Childcare units being deployed to assist families in tornado-ravaged communities


PEMBROKE, Ga. — With parents busy making home repairs after an outbreak of tornadoes last week, Georgia Baptists Disaster Relief is deploying a childcare unit to the hard-hit town of Pembroke.

“We’ve already got volunteers out with chainsaws removing fallen trees,” said Disaster Relief worker Bob Sprinkel. “Others are tarping roofs. But it became clear that we also needed to provide childcare for affected families.”

Best known for providing muscle to help storm victims with cleanup, Disaster Relief also has a long history of providing volunteers devoted to childcare ministry, which is especially important when parents are busy doing all they can to make their damaged homes livable.

In the Pembroke area, survivors have their hands full  with cleanup and repairs after the deadly tornado outbreak, which was blamed for three deaths across the South.

In Ellabell, about 30 miles west of Savannah, a woman was found dead Tuesday in the mangled wreckage of her mobile home, killed by one of several tornadoes that hopscotched across Georgia.

Bryan County Coroner Bill Cox said the mobile home was ripped to pieces. “It’s like it exploded,” he said.

Sprinkel said devastation is widespread as are daunting stories of survival. He pointed to a mobile home that was rolled by one of the tornadoes.

“This huge oak tree stopped it cold in its tracks,” he said. “No injuries.”

Georgia Baptist Disaster Relief Director Dwain Carter said chaplains have been dispatched to minister to survivors.

“There are some neighborhoods that are flattened,” Carter said. “There are other neighborhoods that have tree and roof damage. We’re seeing neighbors helping neighbors, and that’s what you want to see. That’s what America was founded on.

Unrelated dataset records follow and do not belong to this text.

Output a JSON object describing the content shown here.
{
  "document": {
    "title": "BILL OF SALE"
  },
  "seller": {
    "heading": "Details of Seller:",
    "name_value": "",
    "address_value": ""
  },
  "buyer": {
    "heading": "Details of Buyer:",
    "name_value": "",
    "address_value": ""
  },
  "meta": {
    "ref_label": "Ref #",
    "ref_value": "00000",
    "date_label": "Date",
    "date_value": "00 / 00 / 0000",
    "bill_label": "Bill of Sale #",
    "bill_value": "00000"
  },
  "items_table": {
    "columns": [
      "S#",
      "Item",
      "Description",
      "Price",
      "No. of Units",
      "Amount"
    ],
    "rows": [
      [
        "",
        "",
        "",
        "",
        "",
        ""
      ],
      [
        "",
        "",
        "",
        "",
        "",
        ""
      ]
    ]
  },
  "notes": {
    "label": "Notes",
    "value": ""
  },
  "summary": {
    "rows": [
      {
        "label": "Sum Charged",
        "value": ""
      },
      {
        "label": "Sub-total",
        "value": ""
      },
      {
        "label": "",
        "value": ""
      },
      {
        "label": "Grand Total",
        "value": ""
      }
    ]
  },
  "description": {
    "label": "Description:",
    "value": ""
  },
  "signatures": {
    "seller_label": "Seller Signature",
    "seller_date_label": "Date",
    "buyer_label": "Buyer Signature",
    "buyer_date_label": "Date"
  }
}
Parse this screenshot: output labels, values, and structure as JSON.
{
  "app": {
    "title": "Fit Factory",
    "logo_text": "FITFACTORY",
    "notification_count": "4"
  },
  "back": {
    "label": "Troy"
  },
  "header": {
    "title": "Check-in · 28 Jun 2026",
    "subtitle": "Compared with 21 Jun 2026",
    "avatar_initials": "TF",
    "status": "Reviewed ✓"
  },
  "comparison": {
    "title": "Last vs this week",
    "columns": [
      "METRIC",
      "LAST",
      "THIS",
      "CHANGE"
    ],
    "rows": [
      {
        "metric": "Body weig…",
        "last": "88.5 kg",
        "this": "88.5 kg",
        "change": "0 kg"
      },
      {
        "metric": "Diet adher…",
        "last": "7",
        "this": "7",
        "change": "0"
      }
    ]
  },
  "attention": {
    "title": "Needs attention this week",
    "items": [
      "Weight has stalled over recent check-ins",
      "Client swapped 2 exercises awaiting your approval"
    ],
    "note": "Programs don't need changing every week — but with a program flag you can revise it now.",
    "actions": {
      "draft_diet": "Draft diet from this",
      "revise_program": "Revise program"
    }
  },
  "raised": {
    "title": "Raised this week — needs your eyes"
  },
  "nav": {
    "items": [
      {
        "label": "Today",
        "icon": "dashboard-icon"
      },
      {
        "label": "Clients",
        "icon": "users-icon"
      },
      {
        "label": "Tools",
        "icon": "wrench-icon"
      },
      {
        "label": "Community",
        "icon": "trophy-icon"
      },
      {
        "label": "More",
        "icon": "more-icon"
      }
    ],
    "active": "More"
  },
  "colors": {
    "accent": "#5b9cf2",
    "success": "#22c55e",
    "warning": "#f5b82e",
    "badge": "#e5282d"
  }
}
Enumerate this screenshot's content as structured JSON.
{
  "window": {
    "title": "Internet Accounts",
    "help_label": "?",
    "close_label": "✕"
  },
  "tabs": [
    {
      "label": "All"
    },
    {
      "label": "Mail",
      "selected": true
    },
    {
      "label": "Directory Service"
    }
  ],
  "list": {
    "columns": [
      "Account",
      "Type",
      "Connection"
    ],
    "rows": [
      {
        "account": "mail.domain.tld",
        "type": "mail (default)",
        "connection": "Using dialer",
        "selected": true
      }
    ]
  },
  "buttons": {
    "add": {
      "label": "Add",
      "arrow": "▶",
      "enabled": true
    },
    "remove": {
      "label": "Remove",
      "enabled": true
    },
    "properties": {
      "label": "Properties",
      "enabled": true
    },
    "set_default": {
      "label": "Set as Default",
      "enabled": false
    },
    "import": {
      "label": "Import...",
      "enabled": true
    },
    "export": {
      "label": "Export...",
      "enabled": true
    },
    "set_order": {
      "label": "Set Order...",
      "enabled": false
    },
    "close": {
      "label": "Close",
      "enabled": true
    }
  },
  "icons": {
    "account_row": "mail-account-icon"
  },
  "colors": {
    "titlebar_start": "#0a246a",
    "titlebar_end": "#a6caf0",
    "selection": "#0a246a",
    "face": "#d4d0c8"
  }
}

Carter said Disaster Relief also has dispatched a shower unit so that emergency workers and local residents will have a way to clean up after long days working on the community’s recovery.

Georgia Gov. Brian Kemp, who toured the destruction Wednesday, said damage and loss of life would likely have been far greater if the tornado had stayed on the ground longer.

“It is literally total devastation for some homes,” Kemp said. “We walked through a house where there’s no wood left on that house. It’s nothing but a foundation with a water heater sitting there.”